So, now the million dollar question, why home school?

1. HOW – We want our children to know how to learn. Simple. We want to build the necessary foundation and supply the necessary tools to engage them in understanding how to learn. We want our children to have the skill set to set out on a learning mission without having to be told every.single.step.
2. QUALITY vs. QUANTITY – It isn’t how much one knows but how well they know it. In public schools students are taught multiple subjects each day for the entire year. They are conditioned with a bell when it is time to stop and move on to the next subject or activity. In our home, we believe focusing on each subject for an undetermined amount of time based on our child’s desire to know that subject will enrich them.
3. FREEDOM – This one is simply the freedom to pick a subject of interest and freedom to explore the world. Right now our son Jack is only three; however, he loves bugs. He may still have an interest in entomology when he reaches middle school; however, he most likely would not have the time or want to study entomology along with all the subjects designated by his grade level. With the freedom to choose his own subjects along with the basics, he could really delve into the world of entomology by getting out into the back yard or the woods. The freedom to learn what one loves opens up an entire world of learning. One educational exploration leads to another and can easily be tied into other subjects. A day in the woods may lead to a math lesson or a journal writing.
4. NO TESTING – http://fairtest.org/facts/howharm.htm Enough said here. Testing is nothing more than a means to an end and it doesn’t fit into the educational map we have outlined for our children. They will have to take the SAT for college admittance and tests in college; however, children test themselves every day in their other work. The greatest test is whether they know how to learn and love what they do.
5. LACK OF DISTRACTIONS – Phones, texting, sexting, social media, bullying, pressures such as premarital sex, drugs, gambling, violence, etc. OK, I can almost see the rolling eyes but let’s face it, we all went through public school and each of the above distractions were in my school everyday. Did I choose to engage in those practices? No. But they were distractions and when I think back on some of these distractions, I think back to the time in third grade I was sexually bullied on the school bus for the entire year. The driver did nothing to stop the boy and trust me, the entire bus could hear him yelling swears and sexual comments to me. Thankfully, the boy was nowhere near me since we had assigned setting areas on the bus. I also think back to school in general and I remember the above distractions being very blatant. I simply do not want these distractions in the educational life of my children.
6. BECAUSE WE LOVE OUR CHILDREN – WHOA! HANG ON A MINUTE! DON’T SLAM DOWN THAT SCREEN YET! This in no way implies parents who use the public school system love their children any less. NO WAY! I know many amazing, loving, “would trust my children with them,” parents who send their kids to public schools and love them with every fiber of their being. We believe for us that spending each day educating our own children is the most important thing we can do for them because we love them with everything we have.
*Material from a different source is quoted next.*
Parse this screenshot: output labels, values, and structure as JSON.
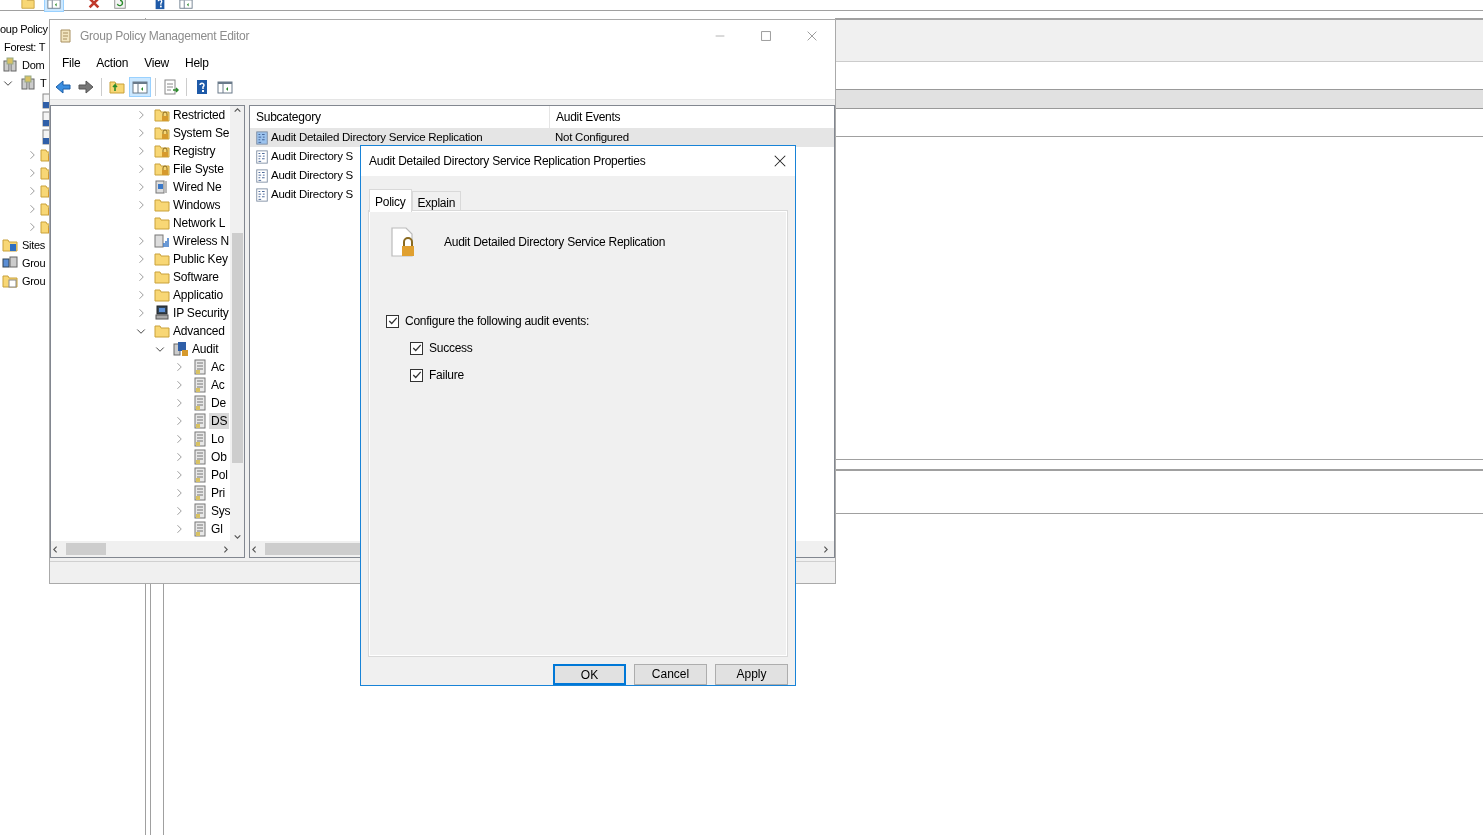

So there you have it. The reasons we educate at home. We love our children and wish for them to have a quality education in a distraction free environment. In our home environment they can build a quality vs. quantity education by embracing the freedom they have and ultimately know how to learn.

Happy Homeschooling,

The Joyful Homemaker